The ECP believes that nearly 2,000 of the 9,000 politicians who stood for election in 2008 submitted fake degrees, and that they should be barred from contesting future polls.

“After the 2010 order of the Supreme Court, the Higher Education Commission (HEC) started verification of the degrees of only elected candidates. Nobody bothered about out-of-parliamentary cheats and liars who are now ready to contest the 2013 polls,” an ECP officer who did not wish to be named told University World News.

Also, the degrees of 206 members of parliament still await verification and the number of fake-degree holding MPs could shock the world, he said.

By 2011, the HEC had declared 58 lawmakers to be in possession of fake degrees. Those politicians resigned to avoid legal action and by-elections were held to fill their vacant seats.

But the process of verification has since ground to a halt, as the remaining legislators did not provide their original documents for verification and the election commission failed to cooperate further with the HEC because of political pressures.

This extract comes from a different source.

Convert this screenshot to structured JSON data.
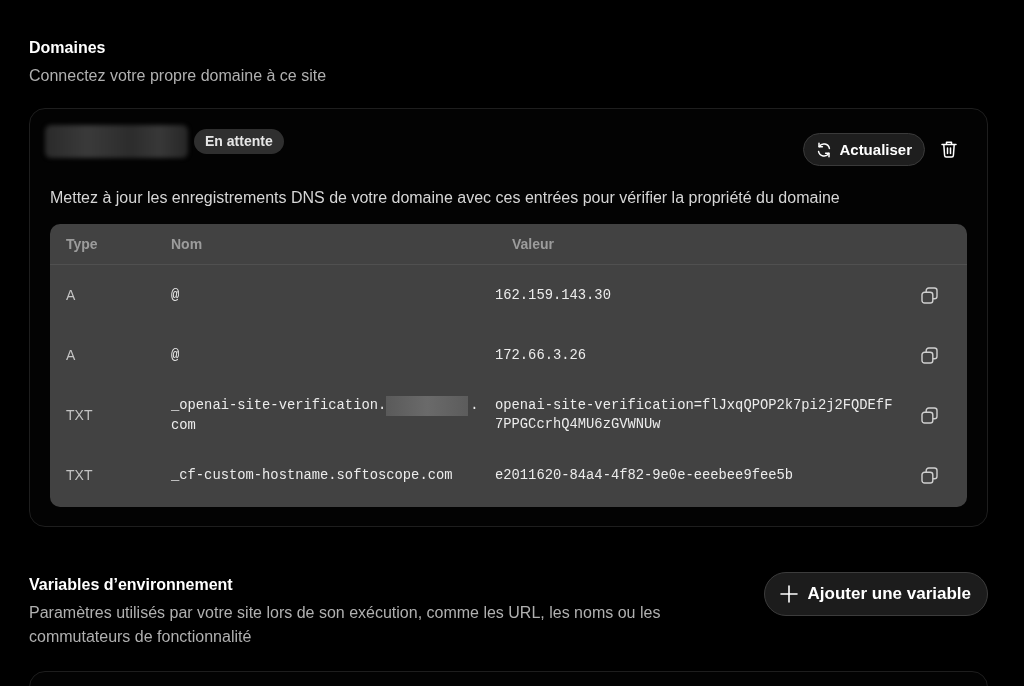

But now the new ECP chief Fakhruddin Ibrahim has announced the intention not to bow to political pressure and to oust those “who cheated the nation”. Now he has come under strong criticism for declaring 27 candidates who have been found to have fake degrees, eligible for election.

Ibrahim maintains that those politicians have provided evidence from universities supporting the validity of their degrees – but last week HEC Chair Javaid Laghari insisted that verification of those degrees must be through the HEC.

Laghari told University World News that although it was none of the commission’s business who ran for election, “only the HEC is authorised to investigate the authenticity of university degrees”.

Former HEC chair Atta-ur-Rahman, who is now president of the Pakistan Academy of Sciences, told University World News: “In light of the Peoples’ Representation Act and the Supreme Court’s 2010 decision, the ECP should have initiated criminal proceedings against those MPs found to have fake degrees.

“And besides other punishments, as per law they all should have been declared ineligible to run in the polls.”

A senior member of the HEC told University World News that verifying the originality of any bachelor degree “is not an uphill task, even if the bogus degree has a back-up record in any university. Some MPs managed to get near-genuine degrees in connivance with some corrupt officials of some universities, but there is a simple way to ascertain that.

"The intermediate and matriculation certificates that people have to provide to take graduation exams could be checked. Many MPs became graduates without doing intermediate and matriculation.”

On 23 January the National Assembly’s standing committee approved an HEC amendment bill aiming at reducing the term of the chair and the commission’s autonomy. The bill, to be tabled in parliament, has been widely criticised and declared an attempt to sabotage the degrees verification process.

Atta-ur-Rahman told University World News that politicians wanted to destroy the HEC as it was not capitulating to their demands to let the fake degree issue disappear. By doing so, they would destroy Pakistan’s higher education system.

Last week Sindh province – where the national ruling party, the PPP, is in power – created its own HEC and maintains that the federal commission can no longer initiate the verification of the degrees of MPs from that province.

But fast-moving developments and mounting public pressure paved the way for a meeting of top guns from government, the ECP and the HEC last Thursday.

The 28 February meeting agreed that the process of degree verification would continue, with the HEC being the coordinating institution between universities and the election commission. The ECP aims to complete the process by 16 March.